This in no way means that the risk is not aggregated over a large population.
Thus, your premise is flawed.
No, Its not. Your costs are still aggregated over a large population.That's no longer insurance; that's more like paying your own way.
This is false. If you were correct then your premiums would equal your costs. That they do not indicates that your costs are aggregated over a large population.Aggregation of risk does not mean individually assigning risk factors to the individuals who are supposed to make up the aggregated group. There's actually no aggregation in the model under which various risk assessments are made and premiums changed.
To aggregate risk over a large population.You charge people market value based on their choices; but if that's the case why have insurance?
All insurance is based on exactly that; as such you are arguing that insurance does not exist.What is a natural condition? Obesity, diabetes? Things of that nature? Essentially you're looking at various things with various probabilities. Statistically smokers die earlier and have many health problems. Individually, however, it may not be the case. It's possible for an entirely healthy person to get cancer while someone who has been smoking a lot suffers no perceived ill effects.

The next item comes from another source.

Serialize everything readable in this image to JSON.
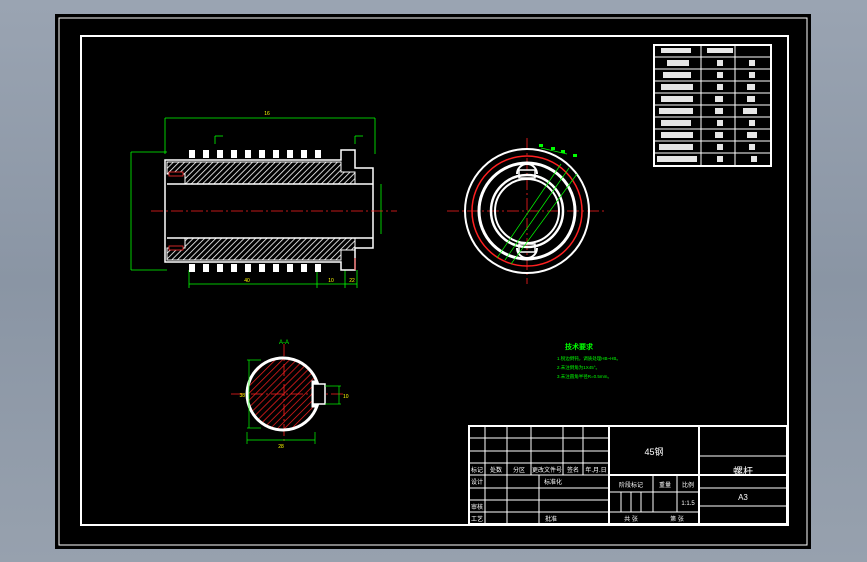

So you want to charge individually on things which occur statistically. Which is market value evaluation, and of which is not insurance.

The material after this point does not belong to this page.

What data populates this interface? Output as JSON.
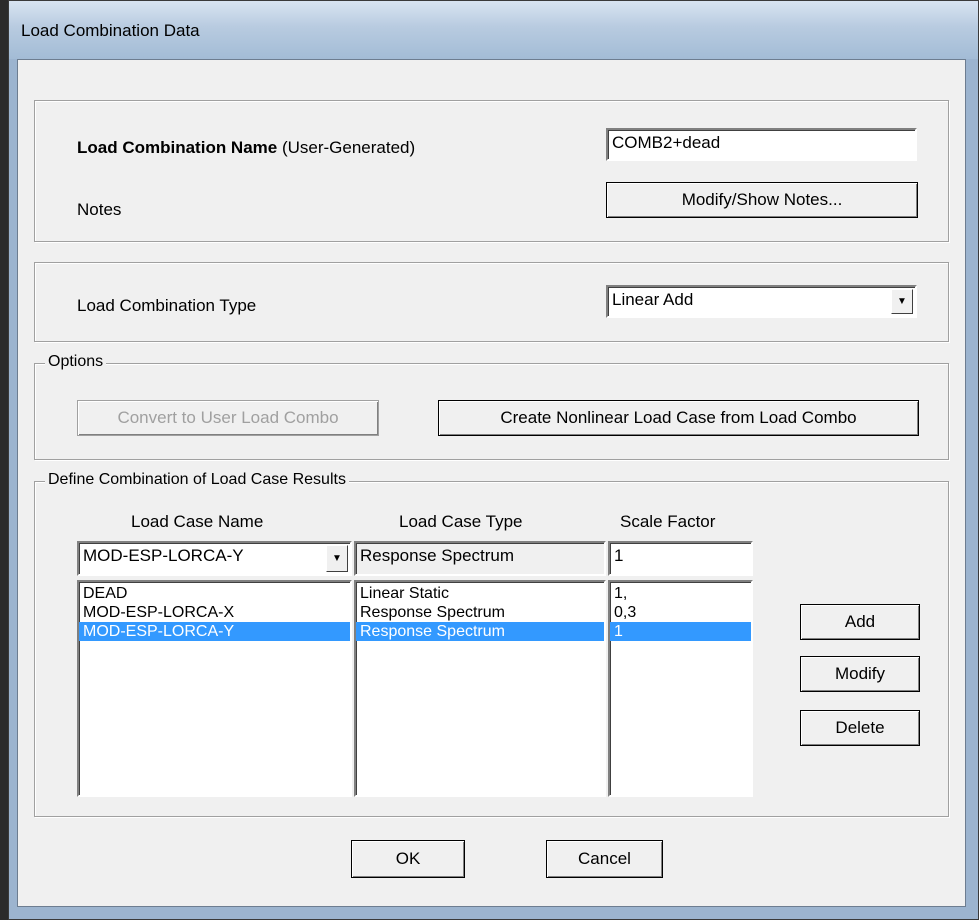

And you still didnt answer the question - why does a 'natural' condition get a pass?
No... the purpose is to aggregate risk over a large population.Because that's the purpose of insurance.

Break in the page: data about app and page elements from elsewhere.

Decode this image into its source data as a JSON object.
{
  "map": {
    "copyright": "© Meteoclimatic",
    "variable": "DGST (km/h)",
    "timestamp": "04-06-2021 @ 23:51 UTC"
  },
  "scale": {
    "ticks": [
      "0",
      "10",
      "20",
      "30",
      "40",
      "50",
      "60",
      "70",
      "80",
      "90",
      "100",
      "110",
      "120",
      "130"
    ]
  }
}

The discussion here is 'additional risk' posed by a 'natural' condition. You insist that those that do not pose that risk subsidize the costs of those that do, but there's no sound argument for it.
That's because you still pose a risk. Just a smaller one than someone with a bad record.It's like this, you wanna bitch about assuming other people's risk. I pay car insurance. I also happen to be a damned fine driver. In my 17 years of driving, I've had 1 speeding ticket. Yet I still pay car insurance. It's a lower premium due to my awesomeness at driving; but it's not zero.
Yes... because the poit of insurance is to aggregate risk over a large populationSo I've been paying for almost 2 decades now for other people's accidents.
Yes... because the point of insurance is to aggregate risk over a large population.For other people's behavior. Why should i have paid all that money for something I wasn't using? Even with some amount of mitigation to my premiums, I've been assuming the risk of others.
Given that these people pa a HIGHER premium than you indicates that THEY are paying for that additional risk, not you.
The fact that you think your insurance should go down because you do not pose the same risk as others indicates that you aree that insurance premiums should reflect risk, in dorect opposition to your original premise.